Who Likes to go Grocery Shopping?
Who likes to go grocery shopping? Not me. A few years ago I found a website that I could order groceries online with free shipping. That was heavenly, while it lasted. Click on a few items and nonperishable goods show up at your door a couple days later. It sure beats hitting the grocery story on a Friday afternoon.
I don’t like the hour of time grocery shopping takes that I could be home with the kids or reading a good book. It’s a pain to haul a bunch of hefty bags of groceries into the house and put them all away. And it bites to spend up to $200 every time I’m at the grocery checkout counter. Our four kids at home and two more that visit like to eat…a lot.
God made us so we need to eat not just once a week or once a month (wouldn’t that be handy?) but multiple times a day. That’s a lot of energy and that’s a lot of money. I probably need to change my attitude about buying food because there’s a lot of meal making in my future.
In 1943, President Roosevelt was being pressured to appoint a Food Czar- some one who would look into the price of food and make sure the consumer was not paying more than they should. At the time, people were angry because over 30% of their income was spent at the grocery store.
A USDA chart shows that in 1920 the average American spent 23.4 percent of their income on food. In 2010 that dropped to 9.4 percent. (http://www.ers.usda.gov/Briefing/CPIFoodAndExpenditures/Data/Expenditures_tables/table7.htm)
Crazy, isn’t it? We think we are going to the grocery store and getting gouged when we’ve got it made here in the U.S. when it comes to our grocery bill.
With just a little grocery Googling, I found that the Azerbaijanis spend 50 percent of their income on food.
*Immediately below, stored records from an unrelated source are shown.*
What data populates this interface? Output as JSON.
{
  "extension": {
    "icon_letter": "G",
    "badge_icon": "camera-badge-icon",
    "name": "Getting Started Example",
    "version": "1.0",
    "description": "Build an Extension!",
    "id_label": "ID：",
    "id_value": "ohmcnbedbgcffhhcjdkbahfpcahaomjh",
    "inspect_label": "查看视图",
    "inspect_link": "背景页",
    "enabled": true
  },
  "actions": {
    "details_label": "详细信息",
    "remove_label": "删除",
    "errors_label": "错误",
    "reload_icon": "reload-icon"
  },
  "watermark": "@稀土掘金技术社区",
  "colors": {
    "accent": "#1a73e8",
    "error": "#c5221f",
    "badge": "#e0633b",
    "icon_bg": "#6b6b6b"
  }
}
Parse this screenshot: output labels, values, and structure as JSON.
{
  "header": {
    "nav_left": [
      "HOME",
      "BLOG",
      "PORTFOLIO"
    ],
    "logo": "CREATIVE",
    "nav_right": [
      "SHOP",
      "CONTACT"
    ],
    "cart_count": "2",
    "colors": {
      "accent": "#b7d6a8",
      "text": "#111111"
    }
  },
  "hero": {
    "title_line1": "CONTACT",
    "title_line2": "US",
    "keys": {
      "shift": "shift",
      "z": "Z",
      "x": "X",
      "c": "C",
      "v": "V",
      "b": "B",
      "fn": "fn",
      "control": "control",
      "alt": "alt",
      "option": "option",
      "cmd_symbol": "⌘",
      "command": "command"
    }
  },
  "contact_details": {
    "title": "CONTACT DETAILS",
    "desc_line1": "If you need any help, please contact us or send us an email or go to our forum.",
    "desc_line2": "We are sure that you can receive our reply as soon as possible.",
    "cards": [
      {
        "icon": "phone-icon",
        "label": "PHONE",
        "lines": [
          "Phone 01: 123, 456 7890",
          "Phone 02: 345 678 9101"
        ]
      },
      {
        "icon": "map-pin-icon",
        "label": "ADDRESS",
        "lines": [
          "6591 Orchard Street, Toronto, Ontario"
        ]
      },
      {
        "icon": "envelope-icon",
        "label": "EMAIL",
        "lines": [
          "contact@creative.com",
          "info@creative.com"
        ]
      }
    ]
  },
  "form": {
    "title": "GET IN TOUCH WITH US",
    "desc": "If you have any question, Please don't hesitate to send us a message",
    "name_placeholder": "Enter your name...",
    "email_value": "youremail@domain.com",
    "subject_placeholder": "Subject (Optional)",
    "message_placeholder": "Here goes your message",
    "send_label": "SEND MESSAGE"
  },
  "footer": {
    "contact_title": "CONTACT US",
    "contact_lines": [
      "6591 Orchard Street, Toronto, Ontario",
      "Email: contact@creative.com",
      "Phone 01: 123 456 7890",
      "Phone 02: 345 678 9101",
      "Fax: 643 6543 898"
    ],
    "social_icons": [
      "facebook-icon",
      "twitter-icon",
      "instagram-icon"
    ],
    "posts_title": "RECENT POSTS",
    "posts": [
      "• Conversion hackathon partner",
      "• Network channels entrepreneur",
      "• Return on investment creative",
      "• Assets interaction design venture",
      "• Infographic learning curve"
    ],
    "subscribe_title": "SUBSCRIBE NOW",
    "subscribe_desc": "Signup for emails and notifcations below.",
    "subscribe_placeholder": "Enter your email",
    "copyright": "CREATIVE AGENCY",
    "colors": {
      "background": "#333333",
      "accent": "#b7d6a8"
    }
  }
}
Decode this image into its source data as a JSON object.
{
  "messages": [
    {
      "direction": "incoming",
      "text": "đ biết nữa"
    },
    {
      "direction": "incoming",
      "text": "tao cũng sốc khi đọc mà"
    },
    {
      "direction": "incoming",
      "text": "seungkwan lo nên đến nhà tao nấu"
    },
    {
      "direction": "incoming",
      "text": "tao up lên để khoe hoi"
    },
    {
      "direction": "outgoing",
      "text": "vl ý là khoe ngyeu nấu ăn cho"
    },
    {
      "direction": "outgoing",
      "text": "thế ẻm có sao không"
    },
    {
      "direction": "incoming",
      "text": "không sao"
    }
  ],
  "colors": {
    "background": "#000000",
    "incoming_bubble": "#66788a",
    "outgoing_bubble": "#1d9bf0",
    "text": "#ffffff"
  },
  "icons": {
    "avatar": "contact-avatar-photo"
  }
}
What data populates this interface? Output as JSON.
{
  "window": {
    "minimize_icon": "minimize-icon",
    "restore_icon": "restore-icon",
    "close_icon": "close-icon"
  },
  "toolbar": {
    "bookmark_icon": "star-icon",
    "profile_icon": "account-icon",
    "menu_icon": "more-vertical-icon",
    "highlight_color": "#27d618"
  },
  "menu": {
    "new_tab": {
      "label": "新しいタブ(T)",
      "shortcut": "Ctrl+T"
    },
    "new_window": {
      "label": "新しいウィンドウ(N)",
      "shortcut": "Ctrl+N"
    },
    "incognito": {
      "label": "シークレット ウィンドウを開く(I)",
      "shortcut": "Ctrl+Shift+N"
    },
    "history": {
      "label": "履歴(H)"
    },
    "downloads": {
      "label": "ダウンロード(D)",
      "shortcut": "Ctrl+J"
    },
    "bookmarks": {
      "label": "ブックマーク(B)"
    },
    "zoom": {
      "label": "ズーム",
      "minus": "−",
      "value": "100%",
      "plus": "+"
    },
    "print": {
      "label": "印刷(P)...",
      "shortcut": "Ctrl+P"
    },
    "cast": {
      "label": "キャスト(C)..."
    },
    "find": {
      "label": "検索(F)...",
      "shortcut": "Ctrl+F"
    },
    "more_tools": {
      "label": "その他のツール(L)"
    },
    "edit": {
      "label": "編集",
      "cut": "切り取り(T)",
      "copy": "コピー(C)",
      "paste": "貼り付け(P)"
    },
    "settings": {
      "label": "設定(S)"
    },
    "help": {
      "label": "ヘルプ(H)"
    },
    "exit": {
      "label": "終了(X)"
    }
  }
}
Indonesians spend 40 percent of their income to feed their families. Libya imports 90 percent of their grain. Imagine that.
My kids spend $8 to get in a movie and have enough clothes to outfit an army. Food doesn’t gaze at us from the refrigerator for very long so it seems like a waste. It’s not like a car or a great pair of boots we can enjoy for years. In a week it’s gone. That’s just the cost of being alive.
We’re farmers so we appreciate the time and energy it takes to make sure there is enough relatively inexpensive food available. We just celebrated National Ag Week, so it’s a good time to recognize the efforts of people who work to get the food on those grocery shelves.
We, everybody else, have to eat and I’ve gotta get groceries so the family can complain to me that I bought the wrong ranch dressing. I’m just thankful it’s not costing $500 and more every time I bring home a load of those grocery bags. Thank a farmer for that.